++++ Information supplied
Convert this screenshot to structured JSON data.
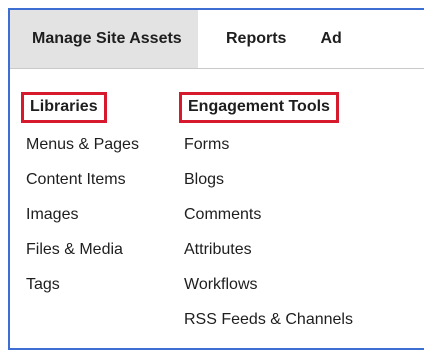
{
  "nav": {
    "tabs": [
      {
        "label": "Manage Site Assets",
        "active": true
      },
      {
        "label": "Reports",
        "active": false
      },
      {
        "label": "Ad",
        "active": false
      }
    ]
  },
  "libraries": {
    "header": "Libraries",
    "items": [
      "Menus & Pages",
      "Content Items",
      "Images",
      "Files & Media",
      "Tags"
    ]
  },
  "engagement": {
    "header": "Engagement Tools",
    "items": [
      "Forms",
      "Blogs",
      "Comments",
      "Attributes",
      "Workflows",
      "RSS Feeds & Channels"
    ]
  },
  "colors": {
    "frame_border": "#3c6fd1",
    "highlight_box": "#d6192c",
    "active_tab_bg": "#e3e3e3"
  }
}
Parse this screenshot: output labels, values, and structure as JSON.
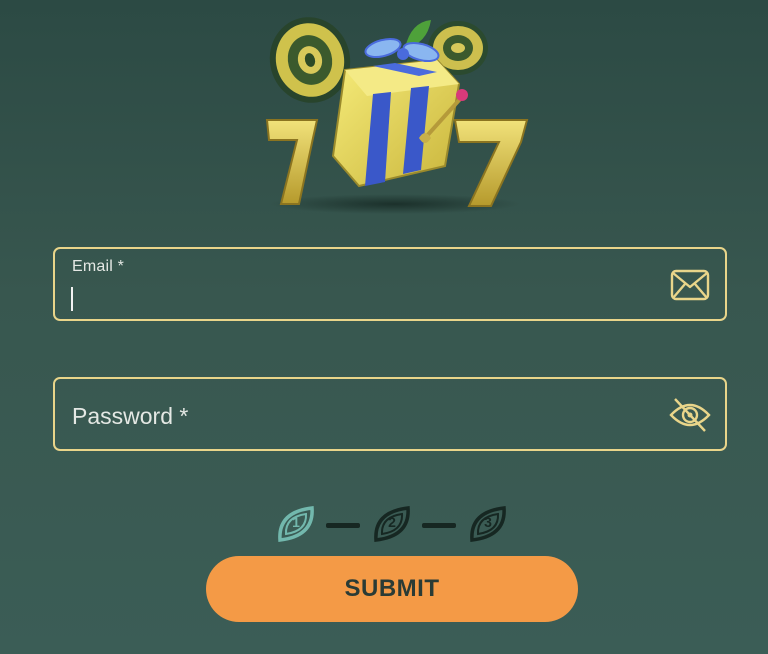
{
  "form": {
    "email": {
      "label": "Email",
      "required_mark": "*",
      "value": "",
      "icon": "envelope-icon"
    },
    "password": {
      "placeholder": "Password",
      "required_mark": "*",
      "icon": "eye-slash-icon"
    },
    "submit_label": "SUBMIT"
  },
  "steps": [
    {
      "number": "1",
      "state": "active"
    },
    {
      "number": "2",
      "state": "inactive"
    },
    {
      "number": "3",
      "state": "inactive"
    }
  ],
  "colors": {
    "background": "#2c4a44",
    "field_border": "#e9d58a",
    "accent_button": "#f49a46",
    "step_active": "#72b8ad",
    "step_inactive": "#162722"
  }
}
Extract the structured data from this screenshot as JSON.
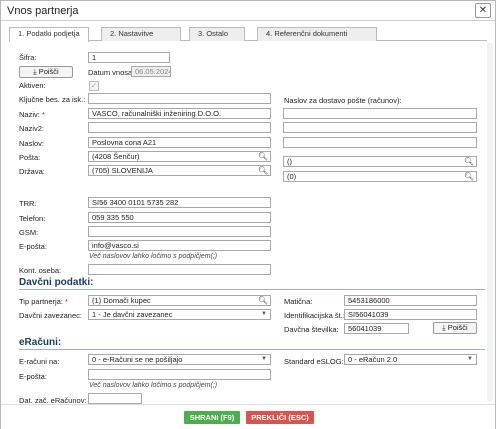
{
  "window": {
    "title": "Vnos partnerja",
    "close_glyph": "✕"
  },
  "tabs": [
    {
      "label": "1. Podatki podjetja"
    },
    {
      "label": "2. Nastavitve"
    },
    {
      "label": "3. Ostalo"
    },
    {
      "label": "4. Referenčni dokumenti"
    }
  ],
  "general": {
    "sifra_label": "Šifra:",
    "sifra_value": "1",
    "poisci_label": "Poišči",
    "datum_label": "Datum vnosa:",
    "datum_value": "06.05.2024",
    "aktiven_label": "Aktiven:",
    "aktiven_glyph": "✓",
    "kljucne_label": "Ključne bes. za isk.:",
    "kljucne_value": "",
    "naziv_label": "Naziv:",
    "naziv_required": "*",
    "naziv_value": "VASCO, računalniški inženiring D.O.O.",
    "naziv2_label": "Naziv2:",
    "naziv2_value": "",
    "naslov_label": "Naslov:",
    "naslov_value": "Poslovna cona A21",
    "posta_label": "Pošta:",
    "posta_value": "(4208 Šenčur)",
    "drzava_label": "Država:",
    "drzava_value": "(705) SLOVENIJA",
    "dostava_label": "Naslov za dostavo pošte (računov):",
    "dostava_line1": "",
    "dostava_line2": "",
    "dostava_line3": "",
    "dostava_posta": "()",
    "dostava_drzava": "(0)"
  },
  "contact": {
    "trr_label": "TRR:",
    "trr_value": "SI56 3400 0101 5735 282",
    "telefon_label": "Telefon:",
    "telefon_value": "059 335 550",
    "gsm_label": "GSM:",
    "gsm_value": "",
    "eposta_label": "E-pošta:",
    "eposta_value": "info@vasco.si",
    "eposta_hint": "Več naslovov lahko ločimo s podpičjem(;)",
    "kont_label": "Kont. oseba:",
    "kont_value": ""
  },
  "tax": {
    "section_title": "Davčni podatki:",
    "tip_label": "Tip partnerja:",
    "tip_required": "*",
    "tip_value": "(1) Domači kupec",
    "zavezanec_label": "Davčni zavezanec:",
    "zavezanec_value": "1 - Je davčni zavezanec",
    "maticna_label": "Matična:",
    "maticna_value": "5453186000",
    "id_label": "Identifikacijska št.:",
    "id_value": "SI56041039",
    "davcna_label": "Davčna številka:",
    "davcna_value": "56041039",
    "poisci_label": "Poišči"
  },
  "eracuni": {
    "section_title": "eRačuni:",
    "na_label": "E-računi na:",
    "na_value": "0 - e-Računi se ne pošiljajo",
    "standard_label": "Standard eSLOG:",
    "standard_value": "0 - eRačun 2.0",
    "eposta_label": "E-pošta:",
    "eposta_value": "",
    "eposta_hint": "Več naslovov lahko ločimo s podpičjem(;)",
    "dat_label": "Dat. zač. eRačunov:",
    "dat_value": ""
  },
  "footer": {
    "save_label": "SHRANI (F9)",
    "cancel_label": "PREKLIČI (ESC)",
    "save_color": "#4cae4c",
    "cancel_color": "#d9534f"
  },
  "icons": {
    "search": "search-icon",
    "download": "download-icon",
    "dropdown": "chevron-down-icon"
  }
}
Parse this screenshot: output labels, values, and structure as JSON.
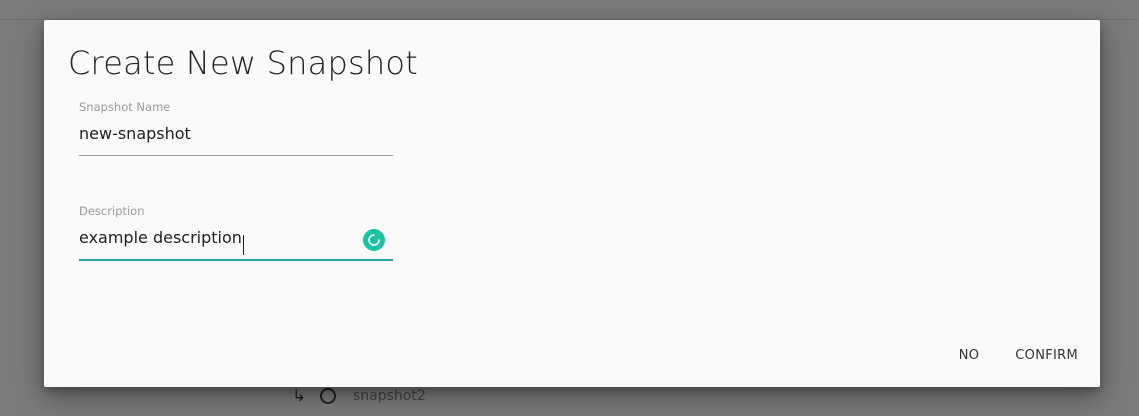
{
  "background": {
    "list_item": {
      "icon": "subdirectory-arrow-right-icon",
      "node_icon": "circle-outline-icon",
      "name": "snapshot2"
    }
  },
  "dialog": {
    "title": "Create New Snapshot",
    "fields": {
      "snapshot_name": {
        "label": "Snapshot Name",
        "value": "new-snapshot"
      },
      "description": {
        "label": "Description",
        "value": "example description",
        "status_icon": "loading-spinner-icon"
      }
    },
    "actions": {
      "no_label": "NO",
      "confirm_label": "CONFIRM"
    }
  },
  "colors": {
    "accent": "#26a69a",
    "status_icon_bg": "#1dc2a0",
    "backdrop": "#7b7b7b"
  }
}
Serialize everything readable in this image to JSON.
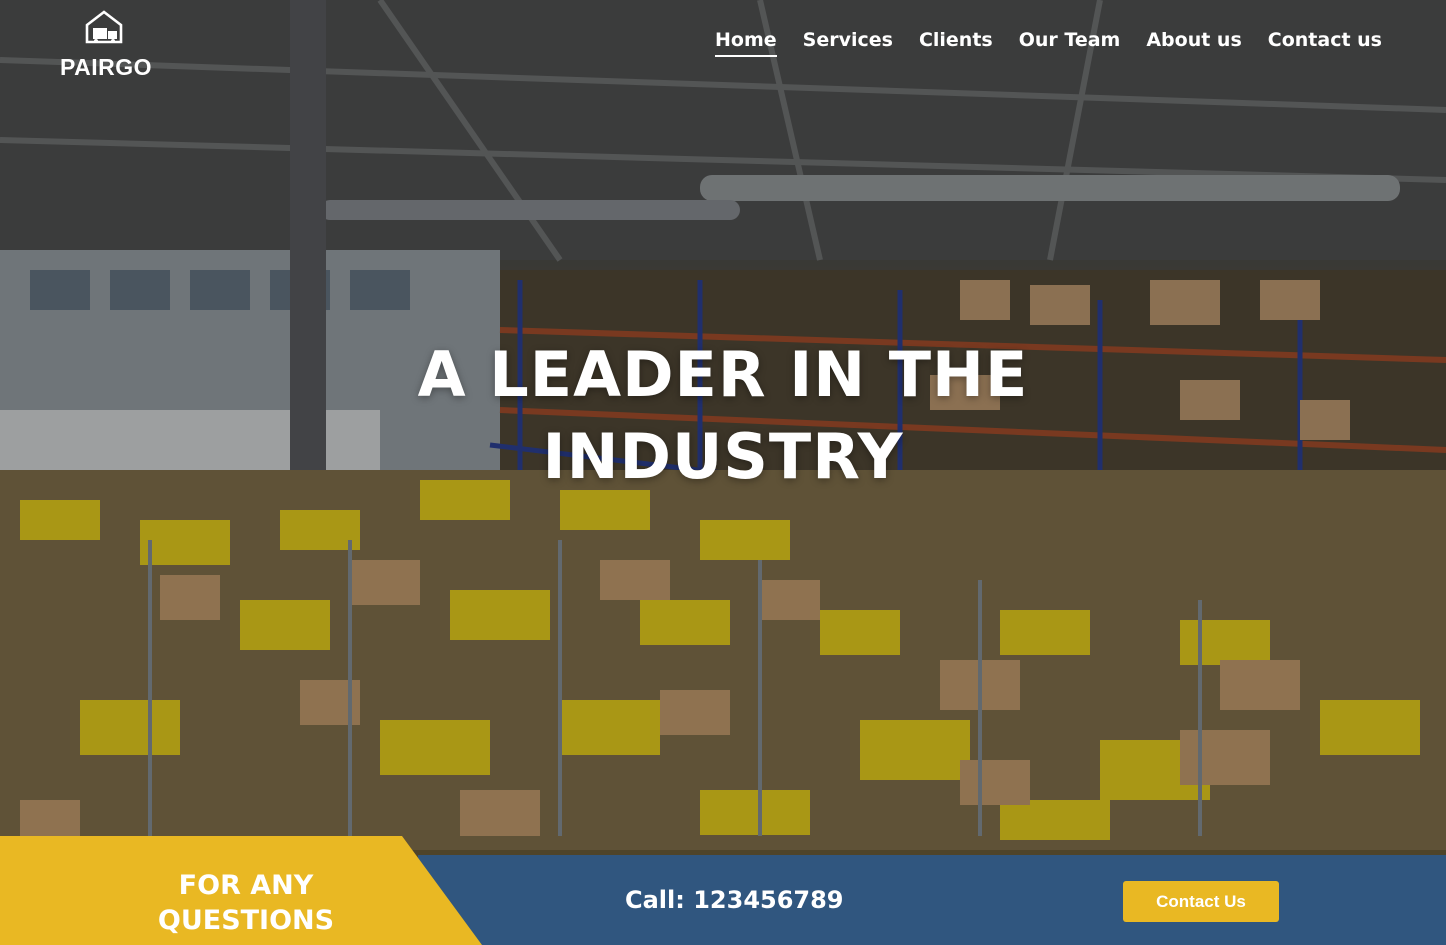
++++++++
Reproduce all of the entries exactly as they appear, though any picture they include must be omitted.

Convert this screenshot to structured JSON data.
{
  "nav": {
    "tabs": [
      {
        "label": "Manage Site Assets",
        "active": true
      },
      {
        "label": "Reports",
        "active": false
      },
      {
        "label": "Ad",
        "active": false
      }
    ]
  },
  "libraries": {
    "header": "Libraries",
    "items": [
      "Menus & Pages",
      "Content Items",
      "Images",
      "Files & Media",
      "Tags"
    ]
  },
  "engagement": {
    "header": "Engagement Tools",
    "items": [
      "Forms",
      "Blogs",
      "Comments",
      "Attributes",
      "Workflows",
      "RSS Feeds & Channels"
    ]
  },
  "colors": {
    "frame_border": "#3c6fd1",
    "highlight_box": "#d6192c",
    "active_tab_bg": "#e3e3e3"
  }
}
Parse this screenshot: output labels, values, and structure as JSON.
{
  "form": {
    "email": {
      "label": "Email",
      "required_mark": "*",
      "value": "",
      "icon": "envelope-icon"
    },
    "password": {
      "placeholder": "Password",
      "required_mark": "*",
      "icon": "eye-slash-icon"
    },
    "submit_label": "SUBMIT"
  },
  "steps": [
    {
      "number": "1",
      "state": "active"
    },
    {
      "number": "2",
      "state": "inactive"
    },
    {
      "number": "3",
      "state": "inactive"
    }
  ],
  "colors": {
    "background": "#2c4a44",
    "field_border": "#e9d58a",
    "accent_button": "#f49a46",
    "step_active": "#72b8ad",
    "step_inactive": "#162722"
  }
}
Extract the structured data from this screenshot as JSON.
{
  "window": {
    "title": "Vnos partnerja",
    "close_glyph": "✕"
  },
  "tabs": [
    {
      "label": "1. Podatki podjetja"
    },
    {
      "label": "2. Nastavitve"
    },
    {
      "label": "3. Ostalo"
    },
    {
      "label": "4. Referenčni dokumenti"
    }
  ],
  "general": {
    "sifra_label": "Šifra:",
    "sifra_value": "1",
    "poisci_label": "Poišči",
    "datum_label": "Datum vnosa:",
    "datum_value": "06.05.2024",
    "aktiven_label": "Aktiven:",
    "aktiven_glyph": "✓",
    "kljucne_label": "Ključne bes. za isk.:",
    "kljucne_value": "",
    "naziv_label": "Naziv:",
    "naziv_required": "*",
    "naziv_value": "VASCO, računalniški inženiring D.O.O.",
    "naziv2_label": "Naziv2:",
    "naziv2_value": "",
    "naslov_label": "Naslov:",
    "naslov_value": "Poslovna cona A21",
    "posta_label": "Pošta:",
    "posta_value": "(4208 Šenčur)",
    "drzava_label": "Država:",
    "drzava_value": "(705) SLOVENIJA",
    "dostava_label": "Naslov za dostavo pošte (računov):",
    "dostava_line1": "",
    "dostava_line2": "",
    "dostava_line3": "",
    "dostava_posta": "()",
    "dostava_drzava": "(0)"
  },
  "contact": {
    "trr_label": "TRR:",
    "trr_value": "SI56 3400 0101 5735 282",
    "telefon_label": "Telefon:",
    "telefon_value": "059 335 550",
    "gsm_label": "GSM:",
    "gsm_value": "",
    "eposta_label": "E-pošta:",
    "eposta_value": "info@vasco.si",
    "eposta_hint": "Več naslovov lahko ločimo s podpičjem(;)",
    "kont_label": "Kont. oseba:",
    "kont_value": ""
  },
  "tax": {
    "section_title": "Davčni podatki:",
    "tip_label": "Tip partnerja:",
    "tip_required": "*",
    "tip_value": "(1) Domači kupec",
    "zavezanec_label": "Davčni zavezanec:",
    "zavezanec_value": "1 - Je davčni zavezanec",
    "maticna_label": "Matična:",
    "maticna_value": "5453186000",
    "id_label": "Identifikacijska št.:",
    "id_value": "SI56041039",
    "davcna_label": "Davčna številka:",
    "davcna_value": "56041039",
    "poisci_label": "Poišči"
  },
  "eracuni": {
    "section_title": "eRačuni:",
    "na_label": "E-računi na:",
    "na_value": "0 - e-Računi se ne pošiljajo",
    "standard_label": "Standard eSLOG:",
    "standard_value": "0 - eRačun 2.0",
    "eposta_label": "E-pošta:",
    "eposta_value": "",
    "eposta_hint": "Več naslovov lahko ločimo s podpičjem(;)",
    "dat_label": "Dat. zač. eRačunov:",
    "dat_value": ""
  },
  "footer": {
    "save_label": "SHRANI (F9)",
    "cancel_label": "PREKLIČI (ESC)",
    "save_color": "#4cae4c",
    "cancel_color": "#d9534f"
  },
  "icons": {
    "search": "search-icon",
    "download": "download-icon",
    "dropdown": "chevron-down-icon"
  }
}
Parse this screenshot: output labels, values, and structure as JSON.
{
  "background": {
    "list_item": {
      "icon": "subdirectory-arrow-right-icon",
      "node_icon": "circle-outline-icon",
      "name": "snapshot2"
    }
  },
  "dialog": {
    "title": "Create New Snapshot",
    "fields": {
      "snapshot_name": {
        "label": "Snapshot Name",
        "value": "new-snapshot"
      },
      "description": {
        "label": "Description",
        "value": "example description",
        "status_icon": "loading-spinner-icon"
      }
    },
    "actions": {
      "no_label": "NO",
      "confirm_label": "CONFIRM"
    }
  },
  "colors": {
    "accent": "#26a69a",
    "status_icon_bg": "#1dc2a0",
    "backdrop": "#7b7b7b"
  }
}
Serialize everything readable in this image to JSON.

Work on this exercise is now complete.